Yes, Idleness Is Sin
Paul’s letter hastens to the end but not before he addresses a matter he had previously dealt with in his first letter (4:11-12) but which apparently was not heeded by some in the church. Indeed, it seems that much of the second letter is an amplification of the first—and why not? We are such people who generally have to hear something several times before we finally catch on—our minds being so dulled by the fall.
But this time, the Apostle really hits the matter hard. That matter, that sin, was idleness. And idleness is sin. We must remember that, our nature being what it is, our minds, hands, and feet, left to fidget among themselves, will take us places we don’t want to go. And so work is really a blessing from the Lord. Work gives us the opportunity to be creative and productive and thereby come along side our Lord (so to speak) in His work of creation. This is one way that we show that we are indeed made in His image. Work also keeps our minds occupied, which is indeed a blessing when trials come. Remember that we were required to manage the garden before we sinned, sin only making work a drudgery as now the fruit of our labors are accompanied by the “thorns and thistles” that hinder our reward.
But in the church in Thessalonica, they were not obeying the word of the Apostle—a word for their own good. He refers to his own example when he was among them. Paul was a tentmaker by trade. And though he might have insisted on provision by preaching the gospel (1 Corinthians 9:3ff), he preferred to set the believers in each place he ministered an example of how Christians should behave in this world before outsiders: by working hard, making their own living, and living a “quiet” life by minding their own affairs and showing the calm assurance of a believer in Christ.
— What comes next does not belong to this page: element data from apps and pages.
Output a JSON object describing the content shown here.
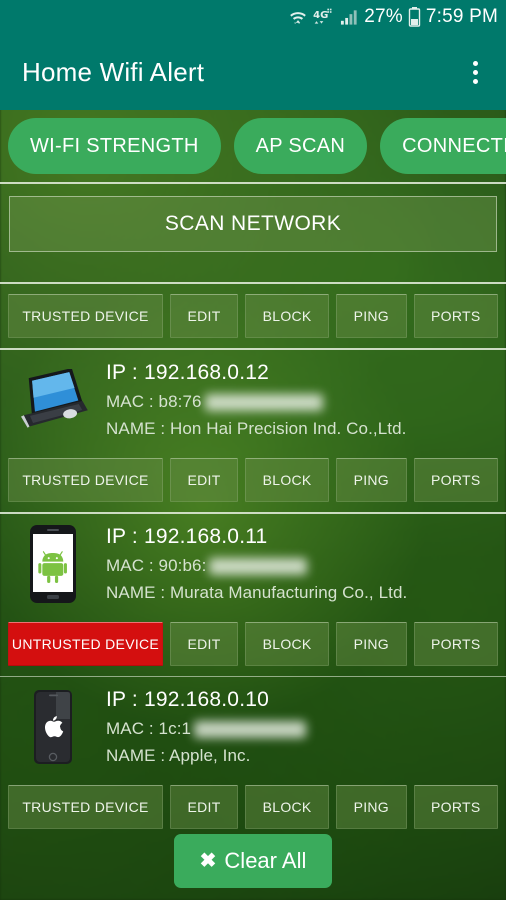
{
  "status_bar": {
    "wifi_icon": "wifi-icon",
    "network_label": "4G",
    "network_icon": "lte-icon",
    "signal_icon": "signal-bars-icon",
    "battery_percent": "27%",
    "battery_icon": "battery-low-icon",
    "time": "7:59 PM"
  },
  "app_bar": {
    "title": "Home Wifi Alert",
    "overflow_icon": "overflow-menu-icon"
  },
  "tabs": [
    {
      "label": "WI-FI STRENGTH"
    },
    {
      "label": "AP SCAN"
    },
    {
      "label": "CONNECTIONS"
    }
  ],
  "scan": {
    "button_label": "SCAN NETWORK"
  },
  "actions": {
    "trusted": "TRUSTED DEVICE",
    "untrusted": "UNTRUSTED DEVICE",
    "edit": "EDIT",
    "block": "BLOCK",
    "ping": "PING",
    "ports": "PORTS"
  },
  "labels": {
    "ip_prefix": "IP : ",
    "mac_prefix": "MAC : ",
    "name_prefix": "NAME : "
  },
  "devices": [
    {
      "icon": "laptop-icon",
      "ip": "IP : 192.168.0.12",
      "mac": "MAC : b8:76",
      "name": "NAME : Hon Hai Precision Ind. Co.,Ltd.",
      "trust_label": "TRUSTED DEVICE",
      "trusted": true
    },
    {
      "icon": "android-phone-icon",
      "ip": "IP : 192.168.0.11",
      "mac": "MAC : 90:b6:",
      "name": "NAME : Murata Manufacturing Co., Ltd.",
      "trust_label": "UNTRUSTED DEVICE",
      "trusted": false
    },
    {
      "icon": "iphone-icon",
      "ip": "IP : 192.168.0.10",
      "mac": "MAC : 1c:1",
      "name": "NAME : Apple, Inc.",
      "trust_label": "TRUSTED DEVICE",
      "trusted": true
    }
  ],
  "bottom": {
    "clear_all_label": "Clear All",
    "clear_all_icon": "close-x-icon"
  },
  "colors": {
    "appbar_teal": "#00796b",
    "tab_green": "#3aab5c",
    "danger_red": "#d40f0f",
    "background_green": "#2b5c1b"
  }
}
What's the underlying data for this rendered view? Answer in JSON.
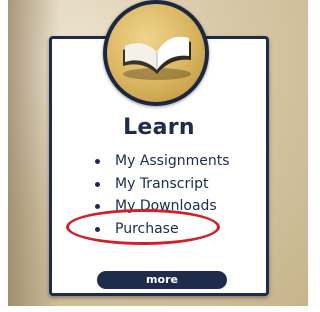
{
  "widget": {
    "title": "Learn",
    "icon": "open-book-icon",
    "menu": [
      {
        "label": "My Assignments"
      },
      {
        "label": "My Transcript"
      },
      {
        "label": "My Downloads"
      },
      {
        "label": "Purchase",
        "highlighted": true
      }
    ],
    "more_label": "more"
  },
  "colors": {
    "navy": "#1f2b4a",
    "gold": "#d8b45f",
    "highlight": "#d0202a"
  }
}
The consequences Paul lays out of living in idleness are severe. To begin, if one does not work, he should not eat. This is just common sense. Granted, there are those who are genuinely disabled, but there are many who are not. If these be within a congregation, they must be admonished, especially if they are given to asking alms of those who do work. Paul even commands them (commands them!) to shun such a one, that is, to let him know that his behavior is breaking fellowship with his brothers and sisters in Christ. But in the end, Paul encourages these as fellow-believers to earn their own living. They will be happier people if they will, good citizens, and best of all, witnesses before the world that Christians are diligent, hard-working people.